Woman's plea to have police stop shooting geese in park turned down by supervisors
Gail Maholick/TIMES NEWS A lone plastic swan floats in the middle of a pond at the Phifer Ice Dam Park. Whether the lone swan is keeping the geese away or whether it's because of the Franklin Township Police Department's efforts is up for discussion.
A Franklin Township woman's plea to have Franklin Township police stop shooting Canada geese at the Phifer Ice Dam Pond went unheeded on Tuesday night despite her promise to report the situation to the U.S. Fish and Wildlife Services, who granted the federal permit to eliminate nuisance geese at the park.
Debra DeHauski Whiteman pleaded with Franklin Township supervisors that other measures need to be used first before police shoot more geese at the park.
Whiteman owns property adjacent to the park and said she has seen the police walk up to a goose and point blank shoot them while she is enjoying her breakfast in her gazebo overlooking the park. She said it is disconcerting to see such violence in the park.
Whiteman said that few geese are at the park and said she wondered if the police are initiating a "zero" policy.
This was Whiteman's second time to speak at a public meeting. She was also at the April township supervisors meeting to address the issue of police shooting the geese at the park.
Whiteman said that she could understand the policy of shooting geese in the park if the park were overrun, but she said that is not the case.
After Whiteman wrote a letter last month, supervisors purchased two white plastic swans and anchored each one in two separate ponds.
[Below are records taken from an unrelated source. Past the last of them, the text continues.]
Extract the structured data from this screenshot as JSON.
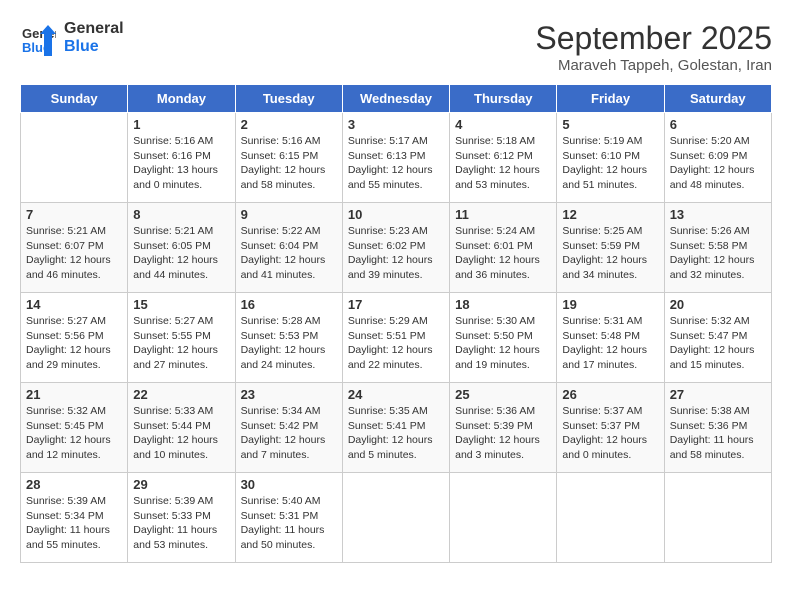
{
  "header": {
    "logo_line1": "General",
    "logo_line2": "Blue",
    "month": "September 2025",
    "location": "Maraveh Tappeh, Golestan, Iran"
  },
  "days_of_week": [
    "Sunday",
    "Monday",
    "Tuesday",
    "Wednesday",
    "Thursday",
    "Friday",
    "Saturday"
  ],
  "weeks": [
    [
      {
        "num": "",
        "info": ""
      },
      {
        "num": "1",
        "info": "Sunrise: 5:16 AM\nSunset: 6:16 PM\nDaylight: 13 hours\nand 0 minutes."
      },
      {
        "num": "2",
        "info": "Sunrise: 5:16 AM\nSunset: 6:15 PM\nDaylight: 12 hours\nand 58 minutes."
      },
      {
        "num": "3",
        "info": "Sunrise: 5:17 AM\nSunset: 6:13 PM\nDaylight: 12 hours\nand 55 minutes."
      },
      {
        "num": "4",
        "info": "Sunrise: 5:18 AM\nSunset: 6:12 PM\nDaylight: 12 hours\nand 53 minutes."
      },
      {
        "num": "5",
        "info": "Sunrise: 5:19 AM\nSunset: 6:10 PM\nDaylight: 12 hours\nand 51 minutes."
      },
      {
        "num": "6",
        "info": "Sunrise: 5:20 AM\nSunset: 6:09 PM\nDaylight: 12 hours\nand 48 minutes."
      }
    ],
    [
      {
        "num": "7",
        "info": "Sunrise: 5:21 AM\nSunset: 6:07 PM\nDaylight: 12 hours\nand 46 minutes."
      },
      {
        "num": "8",
        "info": "Sunrise: 5:21 AM\nSunset: 6:05 PM\nDaylight: 12 hours\nand 44 minutes."
      },
      {
        "num": "9",
        "info": "Sunrise: 5:22 AM\nSunset: 6:04 PM\nDaylight: 12 hours\nand 41 minutes."
      },
      {
        "num": "10",
        "info": "Sunrise: 5:23 AM\nSunset: 6:02 PM\nDaylight: 12 hours\nand 39 minutes."
      },
      {
        "num": "11",
        "info": "Sunrise: 5:24 AM\nSunset: 6:01 PM\nDaylight: 12 hours\nand 36 minutes."
      },
      {
        "num": "12",
        "info": "Sunrise: 5:25 AM\nSunset: 5:59 PM\nDaylight: 12 hours\nand 34 minutes."
      },
      {
        "num": "13",
        "info": "Sunrise: 5:26 AM\nSunset: 5:58 PM\nDaylight: 12 hours\nand 32 minutes."
      }
    ],
    [
      {
        "num": "14",
        "info": "Sunrise: 5:27 AM\nSunset: 5:56 PM\nDaylight: 12 hours\nand 29 minutes."
      },
      {
        "num": "15",
        "info": "Sunrise: 5:27 AM\nSunset: 5:55 PM\nDaylight: 12 hours\nand 27 minutes."
      },
      {
        "num": "16",
        "info": "Sunrise: 5:28 AM\nSunset: 5:53 PM\nDaylight: 12 hours\nand 24 minutes."
      },
      {
        "num": "17",
        "info": "Sunrise: 5:29 AM\nSunset: 5:51 PM\nDaylight: 12 hours\nand 22 minutes."
      },
      {
        "num": "18",
        "info": "Sunrise: 5:30 AM\nSunset: 5:50 PM\nDaylight: 12 hours\nand 19 minutes."
      },
      {
        "num": "19",
        "info": "Sunrise: 5:31 AM\nSunset: 5:48 PM\nDaylight: 12 hours\nand 17 minutes."
      },
      {
        "num": "20",
        "info": "Sunrise: 5:32 AM\nSunset: 5:47 PM\nDaylight: 12 hours\nand 15 minutes."
      }
    ],
    [
      {
        "num": "21",
        "info": "Sunrise: 5:32 AM\nSunset: 5:45 PM\nDaylight: 12 hours\nand 12 minutes."
      },
      {
        "num": "22",
        "info": "Sunrise: 5:33 AM\nSunset: 5:44 PM\nDaylight: 12 hours\nand 10 minutes."
      },
      {
        "num": "23",
        "info": "Sunrise: 5:34 AM\nSunset: 5:42 PM\nDaylight: 12 hours\nand 7 minutes."
      },
      {
        "num": "24",
        "info": "Sunrise: 5:35 AM\nSunset: 5:41 PM\nDaylight: 12 hours\nand 5 minutes."
      },
      {
        "num": "25",
        "info": "Sunrise: 5:36 AM\nSunset: 5:39 PM\nDaylight: 12 hours\nand 3 minutes."
      },
      {
        "num": "26",
        "info": "Sunrise: 5:37 AM\nSunset: 5:37 PM\nDaylight: 12 hours\nand 0 minutes."
      },
      {
        "num": "27",
        "info": "Sunrise: 5:38 AM\nSunset: 5:36 PM\nDaylight: 11 hours\nand 58 minutes."
      }
    ],
    [
      {
        "num": "28",
        "info": "Sunrise: 5:39 AM\nSunset: 5:34 PM\nDaylight: 11 hours\nand 55 minutes."
      },
      {
        "num": "29",
        "info": "Sunrise: 5:39 AM\nSunset: 5:33 PM\nDaylight: 11 hours\nand 53 minutes."
      },
      {
        "num": "30",
        "info": "Sunrise: 5:40 AM\nSunset: 5:31 PM\nDaylight: 11 hours\nand 50 minutes."
      },
      {
        "num": "",
        "info": ""
      },
      {
        "num": "",
        "info": ""
      },
      {
        "num": "",
        "info": ""
      },
      {
        "num": "",
        "info": ""
      }
    ]
  ]
}
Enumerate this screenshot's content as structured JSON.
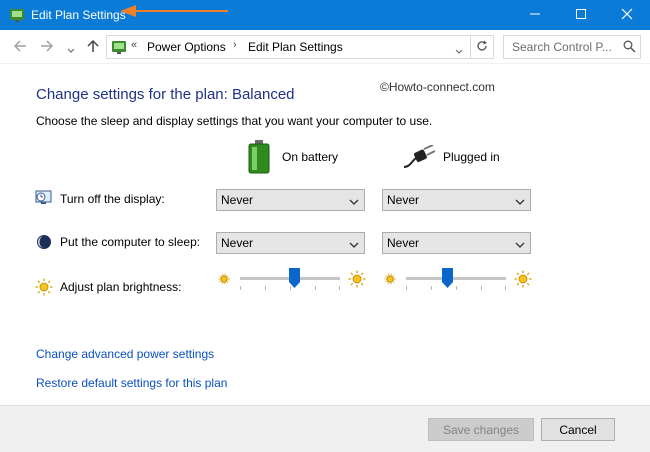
{
  "window": {
    "title": "Edit Plan Settings",
    "controls": [
      "minimize-icon",
      "maximize-icon",
      "close-icon"
    ],
    "accent": "#0a7bd6",
    "annotation_color": "#f07f2a"
  },
  "nav": {
    "back_icon": "back-arrow-icon",
    "forward_icon": "forward-arrow-icon",
    "recent_icon": "chevron-down-icon",
    "up_icon": "up-arrow-icon",
    "address_overflow": "«",
    "breadcrumbs": [
      "Power Options",
      "Edit Plan Settings"
    ],
    "breadcrumb_separator": "›",
    "refresh_icon": "refresh-icon",
    "search_placeholder": "Search Control P..."
  },
  "watermark": "©Howto-connect.com",
  "heading": "Change settings for the plan: Balanced",
  "subheading": "Choose the sleep and display settings that you want your computer to use.",
  "columns": {
    "battery": "On battery",
    "plugged": "Plugged in"
  },
  "settings": [
    {
      "label": "Turn off the display:",
      "battery": "Never",
      "plugged": "Never",
      "icon": "display-icon"
    },
    {
      "label": "Put the computer to sleep:",
      "battery": "Never",
      "plugged": "Never",
      "icon": "sleep-icon"
    }
  ],
  "brightness": {
    "label": "Adjust plan brightness:",
    "icon": "sun-icon",
    "battery_level": 0.55,
    "plugged_level": 0.4
  },
  "links": {
    "advanced": "Change advanced power settings",
    "restore": "Restore default settings for this plan"
  },
  "footer": {
    "save": "Save changes",
    "cancel": "Cancel"
  }
}
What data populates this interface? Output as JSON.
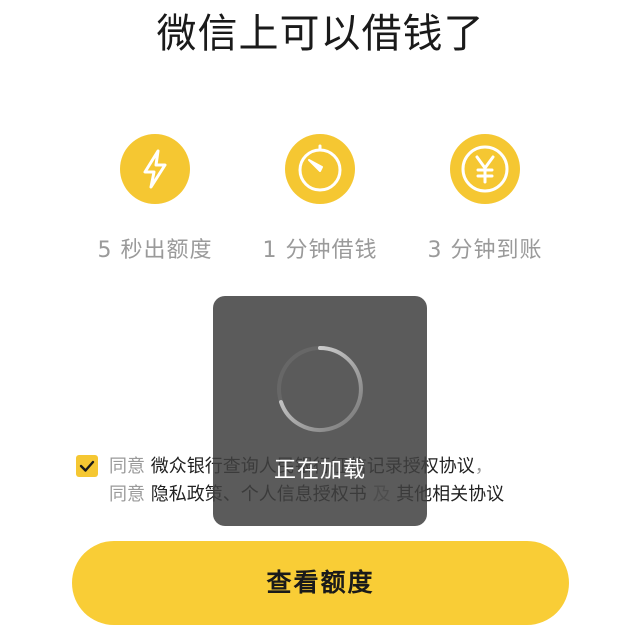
{
  "header": {
    "title": "微信上可以借钱了"
  },
  "features": [
    {
      "icon": "lightning-icon",
      "label": "5 秒出额度"
    },
    {
      "icon": "timer-icon",
      "label": "1 分钟借钱"
    },
    {
      "icon": "yen-icon",
      "label": "3 分钟到账"
    }
  ],
  "agreement": {
    "checked": true,
    "line1_prefix": "同意 ",
    "line1_link": "微众银行查询人民银行征信记录授权协议",
    "line1_suffix": "，",
    "line2_prefix": "同意 ",
    "line2_link1": "隐私政策、个人信息授权书",
    "line2_mid": " 及 ",
    "line2_link2": "其他相关协议"
  },
  "cta": {
    "label": "查看额度"
  },
  "loading": {
    "text": "正在加载"
  },
  "colors": {
    "accent": "#f5c732",
    "button": "#f9cd36",
    "muted_text": "#9a9a9a",
    "toast_bg": "#404040"
  }
}
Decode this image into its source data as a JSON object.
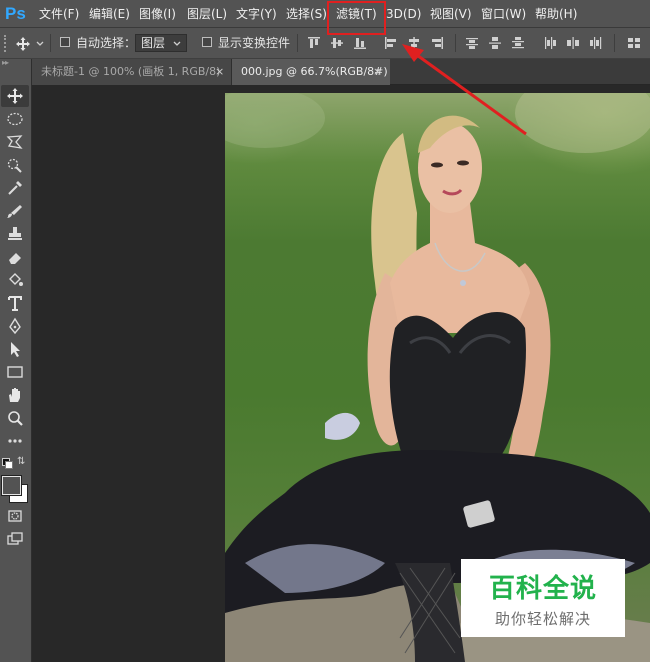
{
  "app": {
    "logo": "Ps",
    "accent_color": "#31a8ff"
  },
  "menu": {
    "items": [
      "文件(F)",
      "编辑(E)",
      "图像(I)",
      "图层(L)",
      "文字(Y)",
      "选择(S)",
      "滤镜(T)",
      "3D(D)",
      "视图(V)",
      "窗口(W)",
      "帮助(H)"
    ],
    "highlighted_item": "滤镜(T)",
    "highlight_color": "#e02020"
  },
  "options_bar": {
    "auto_select_label": "自动选择：",
    "auto_select_checked": false,
    "layer_dropdown_value": "图层",
    "show_transform_label": "显示变换控件",
    "show_transform_checked": false
  },
  "tabs": [
    {
      "label": "未标题-1 @ 100% (画板 1, RGB/8)",
      "close": "×",
      "active": false
    },
    {
      "label": "000.jpg @ 66.7%(RGB/8#)",
      "close": "×",
      "active": true
    }
  ],
  "toolbar": {
    "tools": [
      "move-tool-icon",
      "marquee-tool-icon",
      "lasso-tool-icon",
      "quick-select-tool-icon",
      "eyedropper-tool-icon",
      "brush-tool-icon",
      "stamp-tool-icon",
      "eraser-tool-icon",
      "paint-bucket-tool-icon",
      "type-tool-icon",
      "pen-tool-icon",
      "path-select-tool-icon",
      "rectangle-tool-icon",
      "hand-tool-icon",
      "zoom-tool-icon",
      "more-tools-icon"
    ]
  },
  "watermark": {
    "title": "百科全说",
    "subtitle": "助你轻松解决",
    "title_color": "#22b24c"
  }
}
There are three ponds in all at the Phifer Ice Dam Park. The cost was approximately $40 per swan.
She said the swans are the geese natural enemies. She said that since they were put in the ponds, there are ever fewer geese than before and those few geese that do land, stay to feed and drink and move on within in an hour.
She also brought up the issue that according to the copy of the federal permit she held in her hand, that harassment and other non lethal ways to discourage geese were supposed to be used first and shooting would be permitted only when all other methods failed. She noted that police were in direct violation of the federally issued permit and that she planned to report it to authorities. She said, while looking at the permit, she asked just who was listed as being permitted to shoot the geese, and gave the name of a civilian who was doing the actual shooting. She said that the permit required that the person shooting be a township employee. She asked whether the name of the civilian was listed on the permit and whether he was a township employee.
She also noted that the plastic swans that the township did purchase were not put in the ponds in pairs as they are in nature and that they are so tightly anchored that they do not look natural, which would further discourage geese from landing.
Chairman Rod Green said that he had spent enough township resources on using non lethal methods and that no more township money was going to be spent on plastic geese or on any other measures.
In support of the township's efforts, Wayne Wentz, former president of the Franklin Township Athletic Association spoke in support of the police's efforts to eliminate geese from the park. Wentz noted that the park is for recreation for people and is not a wildlife sanctuary.
Wentz presented a letter signed by 36 individuals. The signatures do not have addresses or printed names and some names are difficult to read.
Also speaking in support of the township's efforts to eliminate the geese was David Hawk, president of the Franklin Township Lions Club. He presented a letter with the signature of the Franklin Township Lions Club. The letter supports the actions taken by the police department. The letter notes that the action was taken to shoot geese after all else failed to eliminate the problem.
Terry Whiteman, who is Debra's husband, said that the letter from the Franklin Township Lions Club was never introduced to him and he is a member of the Franklin Township Lions Club and he was not in favor of sending it. Terry Whiteman also questioned whether it was in the township's best financial interest to have police spending so much time at the park to shoot geese. Whiteman said that when the police are at the park, the police officer is usually accompanied by a township employee. He noted that there are other expenses to consider in addition to paying their salaries, such as costs for employee benefits, workmen's comp and such and that it is actually an expensive proposition for police to be doing "goose" patrol and spending so much time at the park shooting defenseless geese when there are so many more serious police issues they could be handling.
Green was adamant that the issue was closed to further spending of any other township funds to use non lethal methods to rid the park of Canada geese.